Chair Tutorial For American Girl Dolls
If you have the American Girl Chair covers but not the chairs, this is your lucky day! You can DIY chairs that fit the seat covers. If you do not have the seat covers and you just want to make the chairs, you can do that too. If I was making them without the covers, I would probably make the chairs larger.
First gather your supplies. You’ll need:
- Corrugated plastic. I get mine from our local comunity theatre. They are happy to give them to me after a show is over. You can use corrugated cardboard if you don’t have plastic.
- Craft knife
- Hot glue sticks
- Hot glue gun
- fleece fabric
- cotton fabric, I chose a subtle yellow print to coordinate with the chair covers.
- Iron and ironing board
Cut two pieces of fleece approximately 6 x 20 inches each. Set aside.
Next cut a piece of decorative fabric approximately 6 x 24 inches. Fold up 1/2 inch on the bottom and one end. Iron, then glue the hem. (You could also sew the hem if you prefer). Set the fabric pieces aside.
Measure and cut your corrugated plastic.
You need one piece 11 x 4 1/4 inches
Also one piece that is 4 1/4 x 15 inches long. This piece needs to be scored on the front side 5 3/4 inches from one end and on the back side 5 1/4 inches from the opposite end. This piece will fold in a zig-zag, see second photo to be certain you have scored it properly.
Finally one piece for the seat.

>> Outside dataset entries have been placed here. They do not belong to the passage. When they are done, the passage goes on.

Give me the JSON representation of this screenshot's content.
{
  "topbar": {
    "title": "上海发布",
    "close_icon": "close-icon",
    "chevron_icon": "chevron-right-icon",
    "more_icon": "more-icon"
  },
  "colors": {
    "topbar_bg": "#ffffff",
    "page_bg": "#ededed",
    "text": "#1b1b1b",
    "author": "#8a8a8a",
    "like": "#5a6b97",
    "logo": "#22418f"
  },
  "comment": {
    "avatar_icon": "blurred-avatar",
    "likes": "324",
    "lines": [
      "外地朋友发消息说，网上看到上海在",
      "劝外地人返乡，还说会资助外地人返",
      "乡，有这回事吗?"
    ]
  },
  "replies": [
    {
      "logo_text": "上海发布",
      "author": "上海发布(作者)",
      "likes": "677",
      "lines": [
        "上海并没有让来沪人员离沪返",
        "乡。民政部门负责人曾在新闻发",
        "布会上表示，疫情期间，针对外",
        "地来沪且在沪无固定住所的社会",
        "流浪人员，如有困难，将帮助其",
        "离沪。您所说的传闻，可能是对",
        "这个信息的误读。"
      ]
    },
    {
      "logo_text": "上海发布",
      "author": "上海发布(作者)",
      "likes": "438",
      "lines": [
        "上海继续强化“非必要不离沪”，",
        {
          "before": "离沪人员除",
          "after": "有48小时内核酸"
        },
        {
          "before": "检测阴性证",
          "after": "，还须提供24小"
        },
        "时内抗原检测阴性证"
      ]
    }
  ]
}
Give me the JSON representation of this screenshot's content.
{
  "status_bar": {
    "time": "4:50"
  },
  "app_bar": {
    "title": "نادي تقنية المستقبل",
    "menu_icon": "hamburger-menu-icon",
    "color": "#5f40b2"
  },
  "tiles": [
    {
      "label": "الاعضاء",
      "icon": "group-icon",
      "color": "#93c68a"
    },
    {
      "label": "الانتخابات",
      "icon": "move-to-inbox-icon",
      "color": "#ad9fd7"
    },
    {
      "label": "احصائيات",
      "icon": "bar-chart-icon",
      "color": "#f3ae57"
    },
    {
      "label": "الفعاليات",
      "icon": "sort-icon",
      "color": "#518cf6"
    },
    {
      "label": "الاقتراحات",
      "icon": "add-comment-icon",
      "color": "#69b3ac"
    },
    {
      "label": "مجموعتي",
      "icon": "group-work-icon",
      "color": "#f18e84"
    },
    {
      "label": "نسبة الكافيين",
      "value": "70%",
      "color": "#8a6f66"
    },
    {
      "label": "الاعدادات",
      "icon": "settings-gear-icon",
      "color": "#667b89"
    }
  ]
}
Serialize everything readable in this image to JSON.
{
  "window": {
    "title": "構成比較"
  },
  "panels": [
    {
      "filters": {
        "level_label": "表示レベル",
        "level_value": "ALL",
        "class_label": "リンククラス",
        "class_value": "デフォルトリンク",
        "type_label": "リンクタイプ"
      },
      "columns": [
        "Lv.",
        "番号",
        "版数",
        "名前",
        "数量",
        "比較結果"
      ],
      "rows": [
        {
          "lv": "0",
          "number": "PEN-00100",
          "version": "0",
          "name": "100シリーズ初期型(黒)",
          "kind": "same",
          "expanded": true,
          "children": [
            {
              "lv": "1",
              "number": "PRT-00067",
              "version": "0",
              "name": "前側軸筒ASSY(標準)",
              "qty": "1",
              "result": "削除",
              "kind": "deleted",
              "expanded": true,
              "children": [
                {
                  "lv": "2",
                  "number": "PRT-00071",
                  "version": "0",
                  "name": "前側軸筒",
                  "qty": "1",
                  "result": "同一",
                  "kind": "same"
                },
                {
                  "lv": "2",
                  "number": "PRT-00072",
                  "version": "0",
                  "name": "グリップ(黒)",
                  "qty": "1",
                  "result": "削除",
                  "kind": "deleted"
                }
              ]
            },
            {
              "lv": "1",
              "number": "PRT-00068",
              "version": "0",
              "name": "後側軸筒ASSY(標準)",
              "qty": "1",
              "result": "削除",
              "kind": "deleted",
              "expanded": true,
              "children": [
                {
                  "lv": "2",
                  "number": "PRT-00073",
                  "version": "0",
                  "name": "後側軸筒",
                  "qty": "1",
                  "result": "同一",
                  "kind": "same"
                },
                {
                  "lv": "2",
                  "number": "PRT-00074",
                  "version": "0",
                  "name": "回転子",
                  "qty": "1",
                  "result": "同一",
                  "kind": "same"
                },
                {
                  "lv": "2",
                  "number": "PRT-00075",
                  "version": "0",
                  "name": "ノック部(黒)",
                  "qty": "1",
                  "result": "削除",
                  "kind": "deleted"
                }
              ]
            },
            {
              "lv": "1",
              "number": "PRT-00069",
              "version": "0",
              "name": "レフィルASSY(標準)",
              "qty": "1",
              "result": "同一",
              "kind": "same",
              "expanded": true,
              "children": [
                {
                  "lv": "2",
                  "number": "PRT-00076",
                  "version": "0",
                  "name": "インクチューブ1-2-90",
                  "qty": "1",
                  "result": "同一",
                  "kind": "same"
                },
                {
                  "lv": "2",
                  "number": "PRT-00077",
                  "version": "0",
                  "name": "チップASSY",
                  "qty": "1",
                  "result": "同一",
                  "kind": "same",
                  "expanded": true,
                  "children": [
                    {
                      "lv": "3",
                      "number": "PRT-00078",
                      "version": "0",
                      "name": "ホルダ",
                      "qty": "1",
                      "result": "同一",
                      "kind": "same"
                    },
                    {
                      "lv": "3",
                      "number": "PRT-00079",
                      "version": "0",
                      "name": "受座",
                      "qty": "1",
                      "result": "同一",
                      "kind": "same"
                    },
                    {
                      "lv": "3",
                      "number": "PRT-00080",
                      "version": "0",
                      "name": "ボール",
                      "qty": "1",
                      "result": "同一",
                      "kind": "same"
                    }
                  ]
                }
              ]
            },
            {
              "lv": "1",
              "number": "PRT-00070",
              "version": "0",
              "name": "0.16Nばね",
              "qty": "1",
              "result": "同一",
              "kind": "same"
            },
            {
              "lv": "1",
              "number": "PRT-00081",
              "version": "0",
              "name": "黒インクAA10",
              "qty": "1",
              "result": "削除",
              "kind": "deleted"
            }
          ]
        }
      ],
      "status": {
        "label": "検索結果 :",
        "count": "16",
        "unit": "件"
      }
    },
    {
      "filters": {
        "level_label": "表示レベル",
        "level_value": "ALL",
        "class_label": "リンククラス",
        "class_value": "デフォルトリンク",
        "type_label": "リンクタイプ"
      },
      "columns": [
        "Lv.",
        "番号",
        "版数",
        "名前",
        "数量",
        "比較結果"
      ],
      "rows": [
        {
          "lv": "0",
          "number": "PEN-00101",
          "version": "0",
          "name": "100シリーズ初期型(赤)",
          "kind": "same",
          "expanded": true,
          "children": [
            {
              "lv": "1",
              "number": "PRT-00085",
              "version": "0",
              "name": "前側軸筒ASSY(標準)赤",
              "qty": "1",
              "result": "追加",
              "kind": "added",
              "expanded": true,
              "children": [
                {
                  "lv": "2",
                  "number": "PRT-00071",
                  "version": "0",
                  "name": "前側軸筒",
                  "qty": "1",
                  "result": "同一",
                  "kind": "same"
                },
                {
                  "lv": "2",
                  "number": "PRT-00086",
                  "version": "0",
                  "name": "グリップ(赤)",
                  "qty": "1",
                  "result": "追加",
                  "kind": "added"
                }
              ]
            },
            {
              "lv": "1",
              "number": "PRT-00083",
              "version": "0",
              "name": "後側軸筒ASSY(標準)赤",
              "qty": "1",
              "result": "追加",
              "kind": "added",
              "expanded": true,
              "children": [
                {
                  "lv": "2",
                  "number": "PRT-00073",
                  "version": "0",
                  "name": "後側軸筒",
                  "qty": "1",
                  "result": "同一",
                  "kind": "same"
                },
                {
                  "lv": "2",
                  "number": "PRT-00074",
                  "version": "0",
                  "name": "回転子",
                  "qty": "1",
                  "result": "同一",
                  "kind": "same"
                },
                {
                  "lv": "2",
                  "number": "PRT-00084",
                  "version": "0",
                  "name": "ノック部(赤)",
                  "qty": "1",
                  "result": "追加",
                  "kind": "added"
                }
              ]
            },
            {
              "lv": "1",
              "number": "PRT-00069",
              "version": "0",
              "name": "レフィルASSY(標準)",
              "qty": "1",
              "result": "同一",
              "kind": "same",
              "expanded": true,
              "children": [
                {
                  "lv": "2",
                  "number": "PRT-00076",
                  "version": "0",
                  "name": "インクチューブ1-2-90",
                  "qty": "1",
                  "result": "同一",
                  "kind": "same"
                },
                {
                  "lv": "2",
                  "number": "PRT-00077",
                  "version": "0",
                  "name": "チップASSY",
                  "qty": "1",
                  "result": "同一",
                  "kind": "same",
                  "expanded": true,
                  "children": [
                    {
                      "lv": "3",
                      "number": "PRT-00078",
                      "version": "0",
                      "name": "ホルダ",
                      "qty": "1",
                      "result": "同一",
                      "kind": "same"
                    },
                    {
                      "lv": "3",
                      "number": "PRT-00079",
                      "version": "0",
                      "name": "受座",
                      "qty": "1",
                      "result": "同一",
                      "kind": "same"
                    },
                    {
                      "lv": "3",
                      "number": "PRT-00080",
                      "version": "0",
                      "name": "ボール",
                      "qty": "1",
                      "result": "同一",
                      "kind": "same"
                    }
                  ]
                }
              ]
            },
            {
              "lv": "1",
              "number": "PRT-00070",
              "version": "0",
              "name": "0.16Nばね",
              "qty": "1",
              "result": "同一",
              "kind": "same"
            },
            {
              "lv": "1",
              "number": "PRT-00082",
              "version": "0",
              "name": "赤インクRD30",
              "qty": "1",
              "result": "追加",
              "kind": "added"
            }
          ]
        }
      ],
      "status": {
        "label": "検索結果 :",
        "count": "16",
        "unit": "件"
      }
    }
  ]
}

The seat is a rounded trapezoid shape. 4 1/4 inches wide at the back edge, 5 3/8 inches wide at the front edge and 4 1/2 inches deep. See photo.
Keep the scrap pieces handy since you’ll need them for support pieces.
Time to Build
Glue the two long pieces together at the back of the chair top. You need to glue the end that is 5 3/4 inches to the top of the 11 inch long piece. Dry fit it first, it will form a chair seat.
Lay the chair on its side on top of a scrap of corrugated plastic and mark the scrap to create a brace. Put the scrap into the top and back corner of the chair legs then mark the front edge. Turn the chair to the other side and make a brace for the opposite side. Cut both braces out.
Glue the braces into each side at the legs of the chair. Hold until the glue sets. Repeat on the opposite side.
I cut a cross piece to add extra support in the bottom because my corrugated plastic was a bit flimsy this time.
Glue the trapezoid with the smaller side against the back of the chair seat. Congratulations, you have a chair! Another way to finish it would be to paint it.
Preparing for the seat cover.
Because I am using the seat covers, I am wrapping my chair in fleece. This will prevent the cover from snagging on the plastic. In addition, it makes the chair comfier. Glue one edge of the fabric under the front edge of the seat. I am only gluing on the edges or creases in order to keep my fleece smooth. Place the glue along the edge I am pointing at.
Next run a line of glue at the back of the seal and smooth the fabric over it.
Then the top of the back
Finally glue the back edge of the fabric to the back of the chair legs. It should look something like this.
Clip the corners, fold the fabric around the edges and glue down.
Lay the chair on its side and begin wrapping the second piece of fleece around the legs. Let the extra fabric hang off the bottom. Glue at each corner.
Clip the botto corners and glue the excess fabric to the inside. This will keep the chair from scratching anything.
You should have this.
Take your decorative/cotton fabric. Beginning in the middle of the back of the chair, align the hem with the bottom of the chair but do not glue the bottom.
Run a bead of glue on the edge of the chair seat, here. Glue the fabric ONLY to the top edge of the seat. Go all the way around and in the center back, overlap your hemmed edge over the unfinished edge.
If you have extra fabric at the top of the seat, you can trim it or put a few dots of glue and tack it down to the top of the seat. Add the slipcovers and you’re finished!
Merry loves her new chairs!